The fifth member of the Dawning family, Dawning 4000A, debuted as one of the top 10 fastest supercomputers in the world on the TOP500 list,[10] capable of 806.1 billion FLOPS. The system, at the Shanghai Supercomputer Center, utilizes over 2,560 AMD Opteron processors, and can reach speeds of 8 teraflops.

Dawning 5000

The Dawning 5000 series was initially planned to use indigenous Loongson processors.[11][12] However Shanghai Supercomputer Center required Microsoft Windows support whereas Loongson only ran under Linux.[11]

The resulting Dawning 5000A uses 7,680 1.9 GHz AMD Opteron Quad-core processors, resulting in 30,720 cores, with an Infiniband interconnecting network. The computer occupies an area of 75 square meters and the power consumption is 700 kW. The supercomputer is capable of 180 teraflops and received state certification in June 2008.[citation needed]

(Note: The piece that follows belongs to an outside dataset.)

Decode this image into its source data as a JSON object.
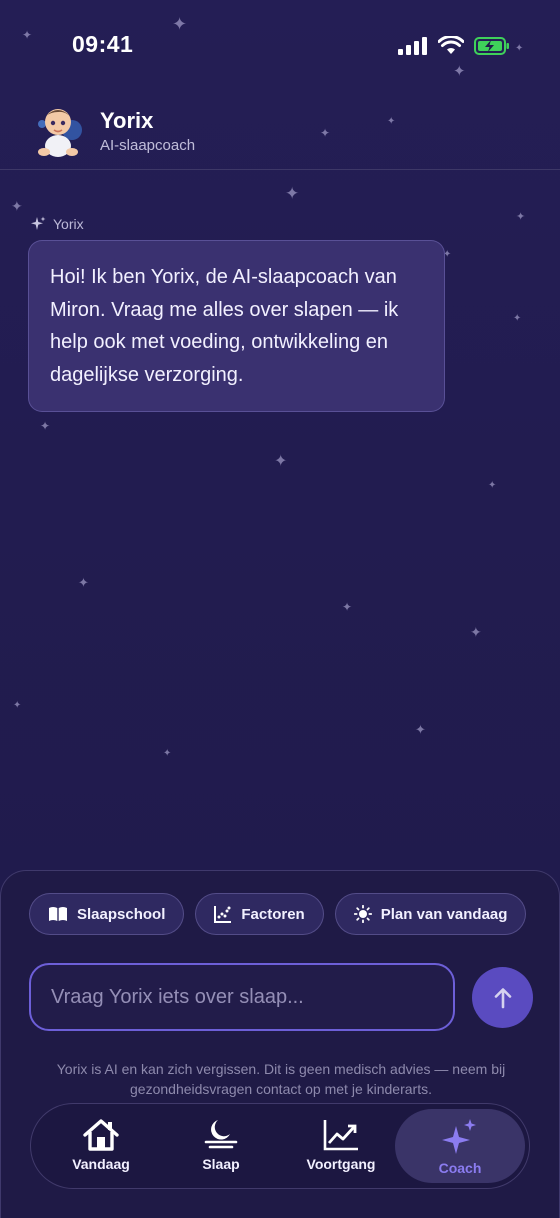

The Dawning 5000A was ranked 10th in the November 2008 TOP500 list.[13] Additionally at the time, it was also the largest system using Windows HPC Server 2008 for this benchmark. This system is also installed at the Shanghai Supercomputer Center and runs with SUSE Linux Enterprise Server 10.[14]

Dawning 6000

The Dawning 6000 was announced in 2011, at 300 TFLOPS, incorporating 3000 8-core Loongson 3B processors at 3.2 GFLOP/W. It is the "first supercomputer made exclusively of Chinese components"[15] and has a projected speed of over a PFLOP (one quadrillion operations per second). For comparison, the fastest supercomputer as of June 2014 runs at 33 PFLOPS.[16] The same announcement said that a petascale supercomputer was under development and that the launch was anticipated in 2012 or 2013.[15]

See also


  1. ^ a b c "Company Overview - Sugon". Retrieved 2 December 2021.
  2. ^ a b c d e f g h Qian, Depei; Luan, Zhongzhi (1 January 2019). "High Performance Computing Development in China: A Brief Review and Perspectives". Computing in Science & Engineering. 21 (1): 6–16. doi:10.1109/MCSE.2018.2875367. Retrieved 2 December 2021.
  3. ^ a b c d e f g Hongwei, Si (2021). "The Art of a Complex Giant System: Supercomputer in the World and China". History Research. 9 (1): 58. doi:10.11648/j.history.20210901.17. Retrieved 2 December 2021.
  4. ^ Allen-Ebrahimian, Bethany (24 June 2020). "Defense Department produces list of Chinese military-linked companies". Axios. Retrieved 24 June 2020.
  5. ^ Swanson, Ana; Mozur, Paul; Lohr, Steve (21 June 2019). "U.S. Blacklists More Chinese Tech Companies Over National Security Concerns". The New York Times. ISSN 0362-4331. Retrieved 7 June 2020.
  6. ^ O’Keeffe, Kate; Fitch, Asa (21 June 2019). "U.S. Targets China's Supercomputing Push With New Export Restrictions". The Wall Street Journal. ISSN 0099-9660. Retrieved 7 June 2020.
  7. ^ Chen, Shawna (12 November 2020). "Trump bans Americans from investing in 31 companies with links to Chinese military". Axios. Retrieved 12 November 2020.
  8. ^ Pamuk, Humeyra; Alper, Alexandra; Ali, Idrees (12 November 2020). "Trump bans U.S. investments in firms linked to Chinese military". Reuters. Retrieved 12 November 2020.
  9. ^ Swanson, Ana (12 November 2020). "Trump Bars Investment in Chinese Firms With Military Ties". The New York Times. ISSN 0362-4331. Retrieved 13 November 2020.
  10. ^ TOP500 List - June 2004 (1-100) | TOP500 Supercomputing Sites
  11. ^ a b "China Ditches Home-Grown Chips in New Supercomputer". 25 June 2008. Archived from the original on 30 June 2008. Retrieved 16 July 2008.
  12. ^ [1]
  13. ^ November 2008 TOP500 list
  14. ^ Shanghai Supercomputer Center Computing Resources
  15. ^ a b Mims, Christopher (2 March 2011). "China's Homemade Supercomputer May be the Most Efficient Ever". MIT Technology Review.

External links

  • Official website